Florida Gov. Ron DeSantis (R) spoke briefly at the event, where he said money had been set aside in the Florida budget to provide additional security at Edward Waters University. An announcement would follow on Monday, he said.

“We are not going to let people be targeted based on their race. We are going to stand up and we are going to do what we need to do to make sure that evil does not triumph in the state of Florida,” DeSantis said. Mourners briefly jeered the governor – who has come under fire for his revamp of Black history education in the state – before Jacksonville Councilwoman Ju’Coby Pittman stepped in, calling on the crowd to put partisanship aside.

Photo for The Washington Post by Saul Martinez
Florida Gov. Ron DeSantis, center, said money had been set aside in the state budget to provide additional security at Edward Waters University.

The shooting came one day before the 63rd anniversary of one of the most heinous events in Jacksonville’s racial history, “Ax Handle Saturday,” when 200 Ku Klux Klan members attacked a group of Black people conducting a peaceful sit-in to protest Jim Crow laws in 1960.

The dollar store attack represents the 34th mass killing in the United States, according to the Mass Killing Database maintained by Northeastern University, USA Today and the Associated Press.

It occurred on the same day as thousands gathered in Washington to warn that racial progress in America is being unraveled at an event marking the 60th anniversary of the day that the Rev. Martin Luther King Jr. led 250,000 people in the March on Washington.

Relatives of King, who spoke at the event, later expressed sorrow over the killings, adding that the shooting is evidence of the urgent need to continue to address racial injustice in America.

“It’s so tragic.

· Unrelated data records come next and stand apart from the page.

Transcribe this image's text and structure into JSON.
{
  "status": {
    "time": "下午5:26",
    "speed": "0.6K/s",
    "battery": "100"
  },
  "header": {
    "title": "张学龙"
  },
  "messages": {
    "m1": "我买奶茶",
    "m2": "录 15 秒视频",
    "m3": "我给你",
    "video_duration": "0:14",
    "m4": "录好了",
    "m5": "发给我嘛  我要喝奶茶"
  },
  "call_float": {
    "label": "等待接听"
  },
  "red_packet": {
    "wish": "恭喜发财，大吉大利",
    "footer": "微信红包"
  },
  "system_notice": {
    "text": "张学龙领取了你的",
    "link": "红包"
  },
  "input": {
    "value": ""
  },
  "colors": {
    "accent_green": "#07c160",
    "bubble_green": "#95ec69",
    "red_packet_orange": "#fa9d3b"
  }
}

We have got to, as a society, find a way to navigate through issues. You don’t have to like me, but we have to understand how to deal civilly with issues and we’ve got to do something to change that,” Martin Luther King III said in an interview Sunday on CNN’s “State of the Union.”

At a Sunday church service several miles from the store, tearful mourners gathered, including Jacksonville Mayor Donna Deagan (D), and a pastor urged people to avoid letting sadness turn to rage. “If any of you are like me, I’m fighting, trying to not be angry,” the Rev. Willie Barnes told about 100 congregants, according to an Associated Press report.

President Biden released a statement Sunday afternoon condemning the attack, noting there was added symbolism in the killings “fueled by hate-filled animus” that took place on the 60th anniversary of the March on Washington.

“Even as we continue searching for answers, we must say clearly and forcefully that white supremacy has no place in America. We must refuse to live in a country where Black families going to the store or Black students going to school live in fear of being gunned down because of the color of their skin,” he said.

The attack follows at least two other public shootings in recent days, including one at an Oklahoma high school football game that left a teen dead and another incident that saw at least seven injured when a shooter opened fire near a Boston parade.

It comes just 15 months after 10 Black people were killed during a racially motivated shooting at a grocery store in Buffalo by a White 18-year-old.